While retail started 2020 tackling the combined impacts of the holiday season bushfires and the unknown issue of coronavirus, attendees and speakers at Inside Retail Live Day 1 weren’t focused on the issues plaguing the sector.
Rather, they were looking for ways to do better. One method, consumer futurist Amanda Stevens said, was to change with your customer.
“I’m here to deliver the silver lining,” Stevens said.
While consumers are changing faster than ever, this ultimately presents opportunities for retailers who are willing to change with them.
Customers are both resonating with the extra control afforded over the retail experience while also being overwhelmed with choice. They are addicted to their smartphones, with the average Australian checking their phone 226 times a day, though 60 per cent of consumers are distracted or multitasking while doing so.

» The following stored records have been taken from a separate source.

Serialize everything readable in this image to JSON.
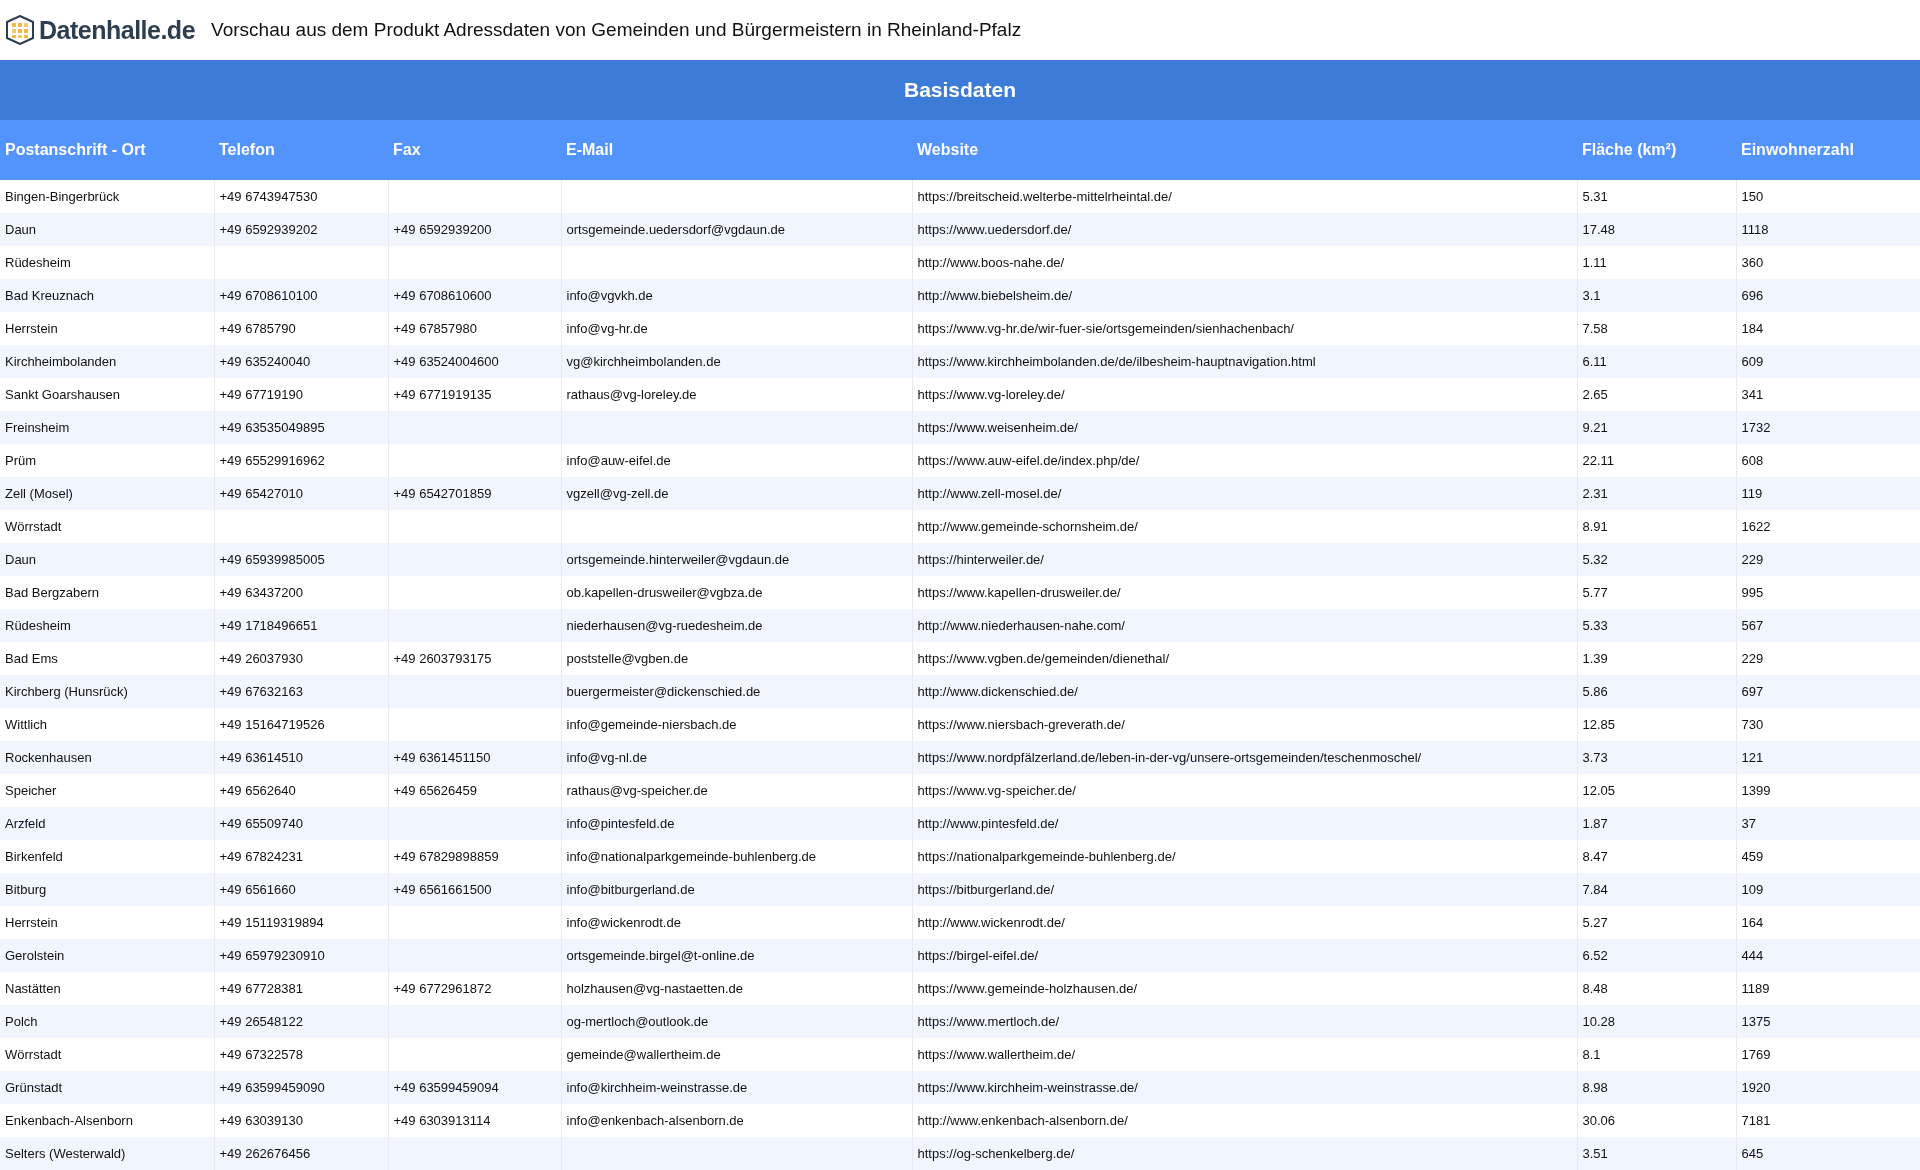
{
  "header": {
    "logo": "Datenhalle.de",
    "title": "Vorschau aus dem Produkt Adressdaten von Gemeinden und Bürgermeistern in Rheinland-Pfalz"
  },
  "table": {
    "group_heading": "Basisdaten",
    "columns": [
      "Postanschrift - Ort",
      "Telefon",
      "Fax",
      "E-Mail",
      "Website",
      "Fläche (km²)",
      "Einwohnerzahl"
    ],
    "rows": [
      [
        "Bingen-Bingerbrück",
        "+49 6743947530",
        null,
        null,
        "https://breitscheid.welterbe-mittelrheintal.de/",
        "5.31",
        "150"
      ],
      [
        "Daun",
        "+49 6592939202",
        "+49 6592939200",
        "ortsgemeinde.uedersdorf@vgdaun.de",
        "https://www.uedersdorf.de/",
        "17.48",
        "1118"
      ],
      [
        "Rüdesheim",
        null,
        null,
        null,
        "http://www.boos-nahe.de/",
        "1.11",
        "360"
      ],
      [
        "Bad Kreuznach",
        "+49 6708610100",
        "+49 6708610600",
        "info@vgvkh.de",
        "http://www.biebelsheim.de/",
        "3.1",
        "696"
      ],
      [
        "Herrstein",
        "+49 6785790",
        "+49 67857980",
        "info@vg-hr.de",
        "https://www.vg-hr.de/wir-fuer-sie/ortsgemeinden/sienhachenbach/",
        "7.58",
        "184"
      ],
      [
        "Kirchheimbolanden",
        "+49 635240040",
        "+49 63524004600",
        "vg@kirchheimbolanden.de",
        "https://www.kirchheimbolanden.de/de/ilbesheim-hauptnavigation.html",
        "6.11",
        "609"
      ],
      [
        "Sankt Goarshausen",
        "+49 67719190",
        "+49 6771919135",
        "rathaus@vg-loreley.de",
        "https://www.vg-loreley.de/",
        "2.65",
        "341"
      ],
      [
        "Freinsheim",
        "+49 63535049895",
        null,
        null,
        "https://www.weisenheim.de/",
        "9.21",
        "1732"
      ],
      [
        "Prüm",
        "+49 65529916962",
        null,
        "info@auw-eifel.de",
        "https://www.auw-eifel.de/index.php/de/",
        "22.11",
        "608"
      ],
      [
        "Zell (Mosel)",
        "+49 65427010",
        "+49 6542701859",
        "vgzell@vg-zell.de",
        "http://www.zell-mosel.de/",
        "2.31",
        "119"
      ],
      [
        "Wörrstadt",
        null,
        null,
        null,
        "http://www.gemeinde-schornsheim.de/",
        "8.91",
        "1622"
      ],
      [
        "Daun",
        "+49 65939985005",
        null,
        "ortsgemeinde.hinterweiler@vgdaun.de",
        "https://hinterweiler.de/",
        "5.32",
        "229"
      ],
      [
        "Bad Bergzabern",
        "+49 63437200",
        null,
        "ob.kapellen-drusweiler@vgbza.de",
        "https://www.kapellen-drusweiler.de/",
        "5.77",
        "995"
      ],
      [
        "Rüdesheim",
        "+49 1718496651",
        null,
        "niederhausen@vg-ruedesheim.de",
        "http://www.niederhausen-nahe.com/",
        "5.33",
        "567"
      ],
      [
        "Bad Ems",
        "+49 26037930",
        "+49 2603793175",
        "poststelle@vgben.de",
        "https://www.vgben.de/gemeinden/dienethal/",
        "1.39",
        "229"
      ],
      [
        "Kirchberg (Hunsrück)",
        "+49 67632163",
        null,
        "buergermeister@dickenschied.de",
        "http://www.dickenschied.de/",
        "5.86",
        "697"
      ],
      [
        "Wittlich",
        "+49 15164719526",
        null,
        "info@gemeinde-niersbach.de",
        "https://www.niersbach-greverath.de/",
        "12.85",
        "730"
      ],
      [
        "Rockenhausen",
        "+49 63614510",
        "+49 6361451150",
        "info@vg-nl.de",
        "https://www.nordpfälzerland.de/leben-in-der-vg/unsere-ortsgemeinden/teschenmoschel/",
        "3.73",
        "121"
      ],
      [
        "Speicher",
        "+49 6562640",
        "+49 65626459",
        "rathaus@vg-speicher.de",
        "https://www.vg-speicher.de/",
        "12.05",
        "1399"
      ],
      [
        "Arzfeld",
        "+49 65509740",
        null,
        "info@pintesfeld.de",
        "http://www.pintesfeld.de/",
        "1.87",
        "37"
      ],
      [
        "Birkenfeld",
        "+49 67824231",
        "+49 67829898859",
        "info@nationalparkgemeinde-buhlenberg.de",
        "https://nationalparkgemeinde-buhlenberg.de/",
        "8.47",
        "459"
      ],
      [
        "Bitburg",
        "+49 6561660",
        "+49 6561661500",
        "info@bitburgerland.de",
        "https://bitburgerland.de/",
        "7.84",
        "109"
      ],
      [
        "Herrstein",
        "+49 15119319894",
        null,
        "info@wickenrodt.de",
        "http://www.wickenrodt.de/",
        "5.27",
        "164"
      ],
      [
        "Gerolstein",
        "+49 65979230910",
        null,
        "ortsgemeinde.birgel@t-online.de",
        "https://birgel-eifel.de/",
        "6.52",
        "444"
      ],
      [
        "Nastätten",
        "+49 67728381",
        "+49 6772961872",
        "holzhausen@vg-nastaetten.de",
        "https://www.gemeinde-holzhausen.de/",
        "8.48",
        "1189"
      ],
      [
        "Polch",
        "+49 26548122",
        null,
        "og-mertloch@outlook.de",
        "https://www.mertloch.de/",
        "10.28",
        "1375"
      ],
      [
        "Wörrstadt",
        "+49 67322578",
        null,
        "gemeinde@wallertheim.de",
        "https://www.wallertheim.de/",
        "8.1",
        "1769"
      ],
      [
        "Grünstadt",
        "+49 63599459090",
        "+49 63599459094",
        "info@kirchheim-weinstrasse.de",
        "https://www.kirchheim-weinstrasse.de/",
        "8.98",
        "1920"
      ],
      [
        "Enkenbach-Alsenborn",
        "+49 63039130",
        "+49 6303913114",
        "info@enkenbach-alsenborn.de",
        "http://www.enkenbach-alsenborn.de/",
        "30.06",
        "7181"
      ],
      [
        "Selters (Westerwald)",
        "+49 262676456",
        null,
        null,
        "https://og-schenkelberg.de/",
        "3.51",
        "645"
      ]
    ]
  }
}
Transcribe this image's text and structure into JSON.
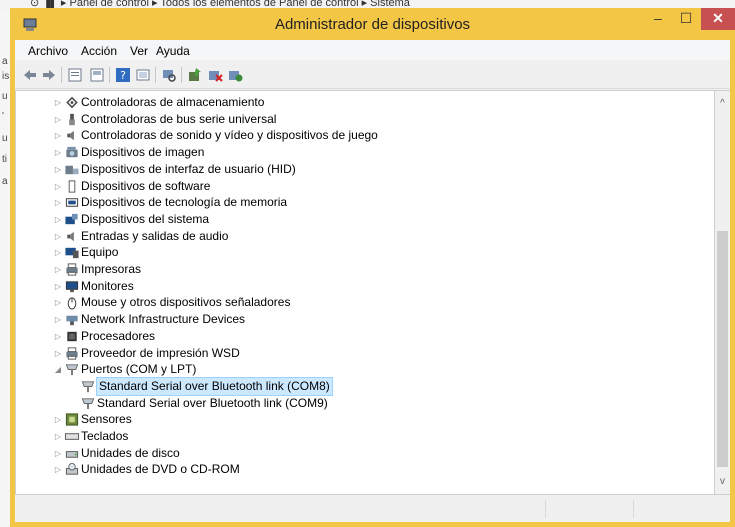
{
  "background_window": {
    "address": "⊙ ▐▌ ▸ Panel de control ▸ Todos los elementos de Panel de control ▸ Sistema",
    "side_letters": [
      "a",
      "is",
      "u",
      "'",
      "u",
      "ti",
      "a"
    ]
  },
  "window": {
    "title": "Administrador de dispositivos",
    "minimize": "–",
    "maximize": "☐",
    "close": "✕"
  },
  "menu": [
    "Archivo",
    "Acción",
    "Ver",
    "Ayuda"
  ],
  "toolbar_icons": [
    "back-icon",
    "forward-icon",
    "properties-view-icon",
    "list-view-icon",
    "help-icon",
    "show-hidden-icon",
    "scan-hardware-icon",
    "update-driver-icon",
    "uninstall-icon",
    "enable-device-icon"
  ],
  "tree": [
    {
      "label": "Controladoras de almacenamiento",
      "icon": "storage-controller-icon",
      "expanded": false
    },
    {
      "label": "Controladoras de bus serie universal",
      "icon": "usb-icon",
      "expanded": false
    },
    {
      "label": "Controladoras de sonido y vídeo y dispositivos de juego",
      "icon": "sound-icon",
      "expanded": false
    },
    {
      "label": "Dispositivos de imagen",
      "icon": "camera-icon",
      "expanded": false
    },
    {
      "label": "Dispositivos de interfaz de usuario (HID)",
      "icon": "hid-icon",
      "expanded": false
    },
    {
      "label": "Dispositivos de software",
      "icon": "software-device-icon",
      "expanded": false
    },
    {
      "label": "Dispositivos de tecnología de memoria",
      "icon": "memory-icon",
      "expanded": false
    },
    {
      "label": "Dispositivos del sistema",
      "icon": "system-device-icon",
      "expanded": false
    },
    {
      "label": "Entradas y salidas de audio",
      "icon": "audio-io-icon",
      "expanded": false
    },
    {
      "label": "Equipo",
      "icon": "computer-icon",
      "expanded": false
    },
    {
      "label": "Impresoras",
      "icon": "printer-icon",
      "expanded": false
    },
    {
      "label": "Monitores",
      "icon": "monitor-icon",
      "expanded": false
    },
    {
      "label": "Mouse y otros dispositivos señaladores",
      "icon": "mouse-icon",
      "expanded": false
    },
    {
      "label": "Network Infrastructure Devices",
      "icon": "network-device-icon",
      "expanded": false
    },
    {
      "label": "Procesadores",
      "icon": "processor-icon",
      "expanded": false
    },
    {
      "label": "Proveedor de impresión WSD",
      "icon": "wsd-printer-icon",
      "expanded": false
    },
    {
      "label": "Puertos (COM y LPT)",
      "icon": "port-icon",
      "expanded": true
    },
    {
      "label": "Standard Serial over Bluetooth link (COM8)",
      "icon": "port-icon",
      "child": true,
      "selected": true
    },
    {
      "label": "Standard Serial over Bluetooth link (COM9)",
      "icon": "port-icon",
      "child": true
    },
    {
      "label": "Sensores",
      "icon": "sensor-icon",
      "expanded": false
    },
    {
      "label": "Teclados",
      "icon": "keyboard-icon",
      "expanded": false
    },
    {
      "label": "Unidades de disco",
      "icon": "disk-drive-icon",
      "expanded": false
    },
    {
      "label": "Unidades de DVD o CD-ROM",
      "icon": "dvd-drive-icon",
      "expanded": false
    }
  ],
  "scroll": {
    "up": "^",
    "down": "v"
  },
  "colors": {
    "titlebar": "#f3c646",
    "close": "#c75050",
    "selection": "#cce8ff"
  }
}
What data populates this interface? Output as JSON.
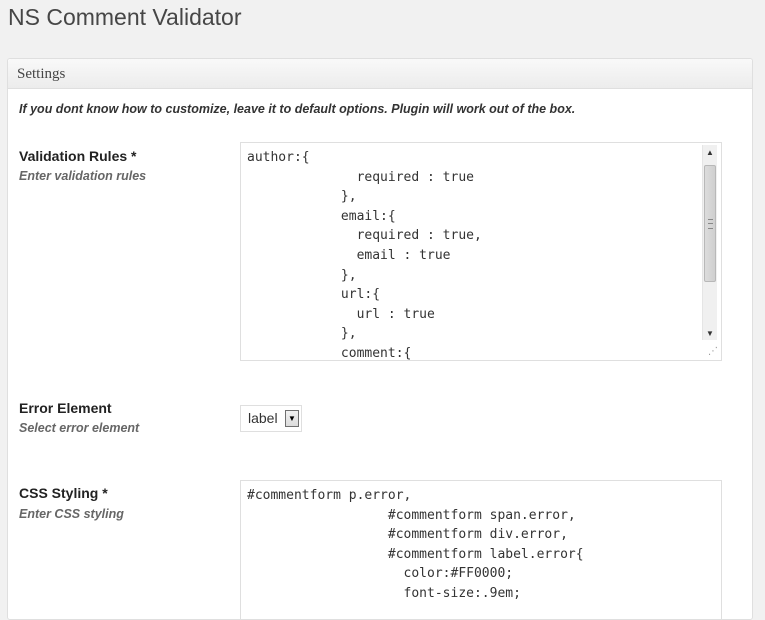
{
  "page": {
    "title": "NS Comment Validator"
  },
  "settings_box": {
    "title": "Settings",
    "intro": "If you dont know how to customize, leave it to default options. Plugin will work out of the box."
  },
  "fields": {
    "validation_rules": {
      "label": "Validation Rules *",
      "description": "Enter validation rules",
      "value": "author:{\n              required : true\n            },\n            email:{\n              required : true,\n              email : true\n            },\n            url:{\n              url : true\n            },\n            comment:{"
    },
    "error_element": {
      "label": "Error Element",
      "description": "Select error element",
      "selected": "label"
    },
    "css_styling": {
      "label": "CSS Styling *",
      "description": "Enter CSS styling",
      "value": "#commentform p.error,\n                  #commentform span.error,\n                  #commentform div.error,\n                  #commentform label.error{\n                    color:#FF0000;\n                    font-size:.9em;"
    }
  },
  "icons": {
    "scroll_up": "scroll-up-arrow-icon",
    "scroll_down": "scroll-down-arrow-icon",
    "select_dropdown": "chevron-down-icon",
    "resize": "resize-grip-icon"
  }
}
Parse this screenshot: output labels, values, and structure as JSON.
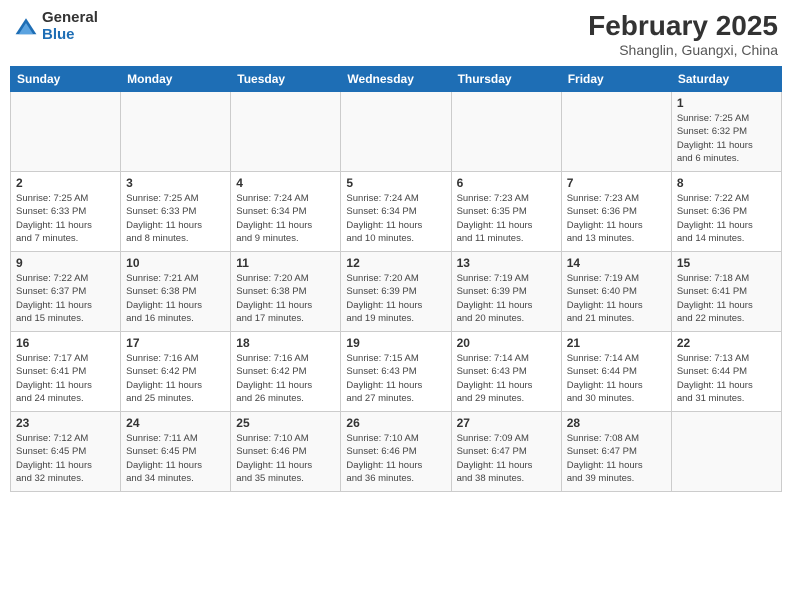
{
  "header": {
    "logo_general": "General",
    "logo_blue": "Blue",
    "month_title": "February 2025",
    "location": "Shanglin, Guangxi, China"
  },
  "days_of_week": [
    "Sunday",
    "Monday",
    "Tuesday",
    "Wednesday",
    "Thursday",
    "Friday",
    "Saturday"
  ],
  "weeks": [
    [
      {
        "day": "",
        "info": ""
      },
      {
        "day": "",
        "info": ""
      },
      {
        "day": "",
        "info": ""
      },
      {
        "day": "",
        "info": ""
      },
      {
        "day": "",
        "info": ""
      },
      {
        "day": "",
        "info": ""
      },
      {
        "day": "1",
        "info": "Sunrise: 7:25 AM\nSunset: 6:32 PM\nDaylight: 11 hours\nand 6 minutes."
      }
    ],
    [
      {
        "day": "2",
        "info": "Sunrise: 7:25 AM\nSunset: 6:33 PM\nDaylight: 11 hours\nand 7 minutes."
      },
      {
        "day": "3",
        "info": "Sunrise: 7:25 AM\nSunset: 6:33 PM\nDaylight: 11 hours\nand 8 minutes."
      },
      {
        "day": "4",
        "info": "Sunrise: 7:24 AM\nSunset: 6:34 PM\nDaylight: 11 hours\nand 9 minutes."
      },
      {
        "day": "5",
        "info": "Sunrise: 7:24 AM\nSunset: 6:34 PM\nDaylight: 11 hours\nand 10 minutes."
      },
      {
        "day": "6",
        "info": "Sunrise: 7:23 AM\nSunset: 6:35 PM\nDaylight: 11 hours\nand 11 minutes."
      },
      {
        "day": "7",
        "info": "Sunrise: 7:23 AM\nSunset: 6:36 PM\nDaylight: 11 hours\nand 13 minutes."
      },
      {
        "day": "8",
        "info": "Sunrise: 7:22 AM\nSunset: 6:36 PM\nDaylight: 11 hours\nand 14 minutes."
      }
    ],
    [
      {
        "day": "9",
        "info": "Sunrise: 7:22 AM\nSunset: 6:37 PM\nDaylight: 11 hours\nand 15 minutes."
      },
      {
        "day": "10",
        "info": "Sunrise: 7:21 AM\nSunset: 6:38 PM\nDaylight: 11 hours\nand 16 minutes."
      },
      {
        "day": "11",
        "info": "Sunrise: 7:20 AM\nSunset: 6:38 PM\nDaylight: 11 hours\nand 17 minutes."
      },
      {
        "day": "12",
        "info": "Sunrise: 7:20 AM\nSunset: 6:39 PM\nDaylight: 11 hours\nand 19 minutes."
      },
      {
        "day": "13",
        "info": "Sunrise: 7:19 AM\nSunset: 6:39 PM\nDaylight: 11 hours\nand 20 minutes."
      },
      {
        "day": "14",
        "info": "Sunrise: 7:19 AM\nSunset: 6:40 PM\nDaylight: 11 hours\nand 21 minutes."
      },
      {
        "day": "15",
        "info": "Sunrise: 7:18 AM\nSunset: 6:41 PM\nDaylight: 11 hours\nand 22 minutes."
      }
    ],
    [
      {
        "day": "16",
        "info": "Sunrise: 7:17 AM\nSunset: 6:41 PM\nDaylight: 11 hours\nand 24 minutes."
      },
      {
        "day": "17",
        "info": "Sunrise: 7:16 AM\nSunset: 6:42 PM\nDaylight: 11 hours\nand 25 minutes."
      },
      {
        "day": "18",
        "info": "Sunrise: 7:16 AM\nSunset: 6:42 PM\nDaylight: 11 hours\nand 26 minutes."
      },
      {
        "day": "19",
        "info": "Sunrise: 7:15 AM\nSunset: 6:43 PM\nDaylight: 11 hours\nand 27 minutes."
      },
      {
        "day": "20",
        "info": "Sunrise: 7:14 AM\nSunset: 6:43 PM\nDaylight: 11 hours\nand 29 minutes."
      },
      {
        "day": "21",
        "info": "Sunrise: 7:14 AM\nSunset: 6:44 PM\nDaylight: 11 hours\nand 30 minutes."
      },
      {
        "day": "22",
        "info": "Sunrise: 7:13 AM\nSunset: 6:44 PM\nDaylight: 11 hours\nand 31 minutes."
      }
    ],
    [
      {
        "day": "23",
        "info": "Sunrise: 7:12 AM\nSunset: 6:45 PM\nDaylight: 11 hours\nand 32 minutes."
      },
      {
        "day": "24",
        "info": "Sunrise: 7:11 AM\nSunset: 6:45 PM\nDaylight: 11 hours\nand 34 minutes."
      },
      {
        "day": "25",
        "info": "Sunrise: 7:10 AM\nSunset: 6:46 PM\nDaylight: 11 hours\nand 35 minutes."
      },
      {
        "day": "26",
        "info": "Sunrise: 7:10 AM\nSunset: 6:46 PM\nDaylight: 11 hours\nand 36 minutes."
      },
      {
        "day": "27",
        "info": "Sunrise: 7:09 AM\nSunset: 6:47 PM\nDaylight: 11 hours\nand 38 minutes."
      },
      {
        "day": "28",
        "info": "Sunrise: 7:08 AM\nSunset: 6:47 PM\nDaylight: 11 hours\nand 39 minutes."
      },
      {
        "day": "",
        "info": ""
      }
    ]
  ]
}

Stevens broke what consumers want into four main desires: wanting to feel connected, to feel like they are taking their time back, to feel better about their excesses, and to be served properly.
Additionally, consumers who are seeking these things are willing to pay more to get it.
“Consumers aren’t resonating with discounts,” Stevens said, pointing to the approximately $60 million entrance and exit of failed real estate provider Purple Bricks. The brands ‘no commission’ model was attractive, but also created a perceived value as a budget operator.
“They’re willing to pay for the expertise.”
The main piece of advice that Stevens gave was that retailers need to live in their customers world – not the other way around. Brands and businesses that are curious about what their customers want and aim to deliver it will fare better than those rolling out a generic offering nationwide.
The solution for retailers? Ask more questions of consumers, create commonality with your audience, personalise your offer to them, and redefine the ceremony of customer service.
According to Stevens, the current customer service offering across retail is losing its soul with the fight for speed. For example, research found that Japanese tea served at the end of a 20-minute traditional ceremony was perceived to taste better than the same tea served immediately.
By creating a perceived ceremony around customer service, such as taking the time to ask questions of your customers and listen to what they have to say, allows customers to feel special and valued.